On Saturday Canadian team leader Debbi Wilkes -- who knows a good media event when she sees one -- got the three Canadian pairs to Saturday morning's ceremony early. The Chinese gold medalists came along with them.

While TV personal rushed around with umbrellas trying to protect their apparatus from rain, the pairs began drumming up interest with lifts in unison, much to the enjoyment of the small crowd.

Canadian champion Kirsten Moore-Towers (third in the free skate with partner Dylan Moscovitch) decided to upstage the others by releasing one hand and waving. The spontaneity turned the fun into a contest with much giggling from all.

For variety, they began swapping partners. Moore-Towers snagged Jian Tong, the Chinese world champion who had just won his fifth Four Continents title (2002, 2004, 2008, 2009 and 2011).

"That was fun," Moore-Towers said later of her moment of being tossed around over the head of one of the sport's greats. "At this level of competition, the boys are all very secure with lifts."

Then Rudi Swiegers (who won silver with partner Paige Lawrence in the short program) decided to lift Moscovitch. The two men gave quite a spectacular demonstration of sheer muscle power.

Wasn't that a bit risky, lifting another guy? "Not at all," said Swiegers, a handsome 23-year old from from Kipling, Saskatchewan. "In training we work with weights up to 180 pounds."

Then the women went at it, less successfully, until Swiegers lifted his partner Megan Duhamel up to transfer her into Lawrence's outstretched arms. The result was lots of laughter, with Duhamel shouting, "Oh, My God!" several times. The men took pity of the two women and helped them disengage.

After the medals had been presented, the pairs fielded questions. Asked about their romance with his partner, Tong replied by kissing his wife-to-be.

The ultra-slim Pang was also asked how she could be so strong and yet her legs were so slim. She said, "It's a secret. You have to come to Beijing to find the answer."

Some notable quotes

This event yielded a number of press conference and mixed zone musings over and above the usual "What a great crowd" and "I think I can learn from this" fare.

Here is what Mao Asada had to say about her up-and-down (mostly down) season, which saw the world champion fail to qualify for December's Grand Prix Final: "After last season in the off-season I was kind of back to the beginning, tried to brush up my jumps from zero [with new coach Nobu Sato]. I'm still in the process of improving my jump technique. Recently it came back to me and it became quite consistent, but still there are ups and downs."

Adam Rippon spoke about the ongoing challenge of mastering the triple Axel, a jump he was unable to land here: "I don't know what the problem has been. When I started out in the summer, it felt much better. I think, even though it sounds silly, winning the free skate at the Japan Open [in early October] spooked me because I didn't know all my hard work would pay off so quickly. I'd rather learn this lesson this season rather than one closer to the next Olympics. I have to completely change the Axel technique."

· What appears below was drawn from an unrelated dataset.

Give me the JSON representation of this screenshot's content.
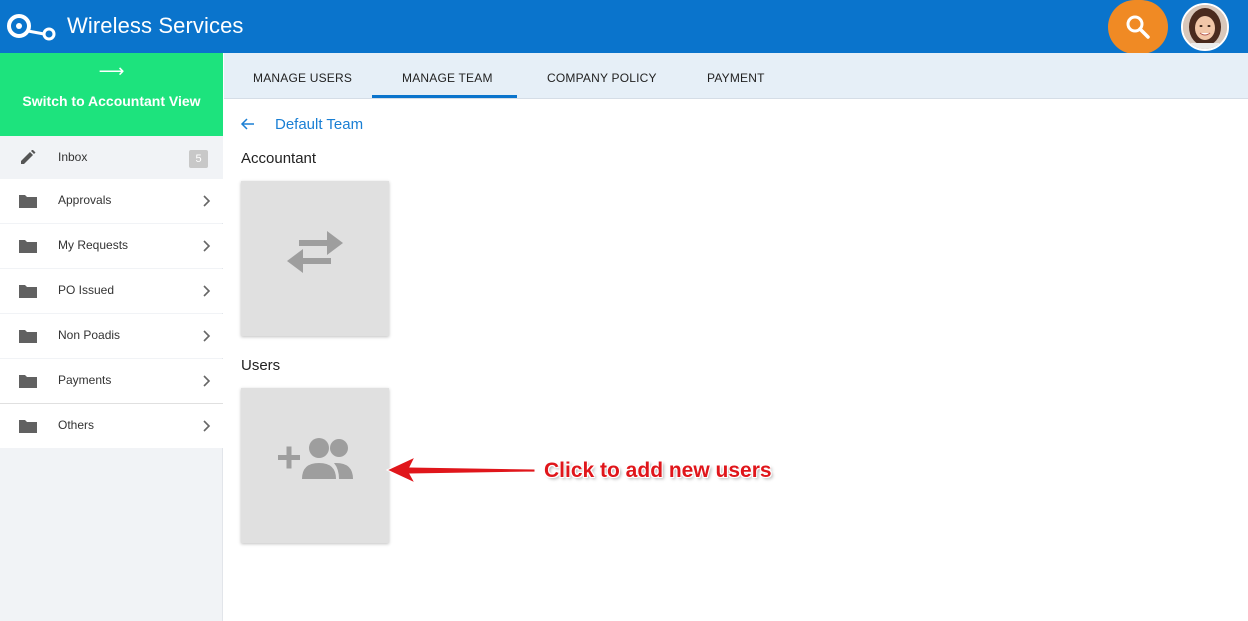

Here's Armin Mahbanoozadeh on his progress with the quadruple toe loop: "I landed my quad for the first time in a competition practice this week. I'm going to continue working on that. I really want one in the program next year. I want to push myself technically and artistically for next season."

Japan's other world champion, Daisuke Takahashi, shared how he tried to deal with pressure from the media and well-meaning advice from fans: "I used to be so sensitive of all the voices, like advice or comments and I felt pressure from that. But I tried to change my mindset. Every comment is made because everybody is caring about me and tried to support me, so I received these voices in a positive way. Instead of pressure, I can get support from that."